There was therefore a time when if you were to encounter a sceptical Serrano Indian, and ask “So where does the moon go?” she might answer “I don’t know“. This lack of knowledge – this gap – is not evidence for evil spirits eating the moon. It is simply a gap in knowledge. To accept that you do not know, is the first step to searching for truth.
The Anishinaabe peoples of the Great Lakes region of the US and Canada tell a wonderfully rich tale of the creation of rainbows. One day, Nanabozho – a spirit – had noticed that all flowers in the meadows were the same. Completely void of colour. He took his paints out and began to paint the flowers. Roses were painted red. Daffodils yellow. Suddenly, two birds chasing each other swooped down and dipped their wings in Nanabozho’s paints. Nanabozho chased them away. The two birds flew toward a nearby waterfall and as the tips of their wings hit the water, it left a streak of colours. They flew back and forth through the mist of the water, creating more and more colour. Nanabozho was overjoyed with the beauty the birds had created in the sky, that he decided that a rainbow would appear where ever light was shone on the mist. Thus, the creation of rainbows.

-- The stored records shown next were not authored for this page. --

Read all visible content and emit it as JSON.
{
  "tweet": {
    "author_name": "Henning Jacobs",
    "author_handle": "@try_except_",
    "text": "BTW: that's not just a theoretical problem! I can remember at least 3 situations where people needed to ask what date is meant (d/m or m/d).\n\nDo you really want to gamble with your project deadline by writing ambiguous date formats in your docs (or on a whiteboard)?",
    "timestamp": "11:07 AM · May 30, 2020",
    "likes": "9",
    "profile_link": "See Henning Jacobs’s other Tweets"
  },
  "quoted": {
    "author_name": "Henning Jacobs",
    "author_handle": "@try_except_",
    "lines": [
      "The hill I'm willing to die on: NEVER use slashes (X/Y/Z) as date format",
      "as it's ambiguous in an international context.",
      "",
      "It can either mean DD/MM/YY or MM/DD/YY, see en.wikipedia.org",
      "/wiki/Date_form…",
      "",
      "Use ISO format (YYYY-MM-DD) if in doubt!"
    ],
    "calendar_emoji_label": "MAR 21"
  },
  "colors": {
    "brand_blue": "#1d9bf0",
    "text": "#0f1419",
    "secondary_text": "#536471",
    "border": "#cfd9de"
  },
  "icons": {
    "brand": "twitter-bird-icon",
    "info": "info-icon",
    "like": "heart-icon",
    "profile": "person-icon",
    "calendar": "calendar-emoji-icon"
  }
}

Supernatural explanations for natural occurrences are a product of our curiosity and our wonder. But we are also rational beings. We have remained rational despite centuries of dogmatic authority often attempting to silence rational inquiry. It is impossible to suppress humanity’s natural reason. There will always be a Galileo. Indeed, if we were to wipe the memory of all knowledge from the collective human mind, we would eventually rediscover gravity, atomic theory, evolution, genetics and medicine. But we would never come to the exact same Theistic conclusions, with the same Gods or Prophets or doctrines. We’d have new myths from rainbows to sexuality. They would be entirely different. There would be evolution, but there would never be Christianity.
We might well say that some of history’s mythical stories may be beautiful and colourful, we must also note that they often contain a sinister tone by way of their demands for sacrifice, for worship, and for war. We see this today, when the Christian story of Sodom & Gomorrah is used to dehumanise gay people; when permanent Bishops in the House of Lords are given the privilege of legislating on behalf of the rest of us based on how much they believe in their particular myth; when the Jewish Mohel mutilates the genitals of a child and sucks away the blood; when not accepting Jesus or the resurrection myth might affect your prospects of running for public office in US; or when Muslims claim rightful ownership over Jerusalem by invoking the al-’Isrā’ wal-Mi’rāj story. Despite the intolerant and exclusive behaviour these baseless myths encourage, they are still given an unearned respect in shaping discourse, and politics. They are perpetuated in schools as truth. Thus, the God-of-the-gaps is not simply a failed science, it is a failed and dangerous political idea that affects all of us.
When we hear those insist that “God is the first cause“, and “you can’t get something from nothing, therefore, God” it is prudent to remember that all they are doing is repeating the timeless tradition of placing a God in the gaps in our knowledge. It is not an explanation, but a wild guess. A simplistic but inadequate science that has always failed every time it has been invoked. It is okay and necessary to indulge our natural and spectacular curiosity, to mind the gap, and to say “we don’t know yet“.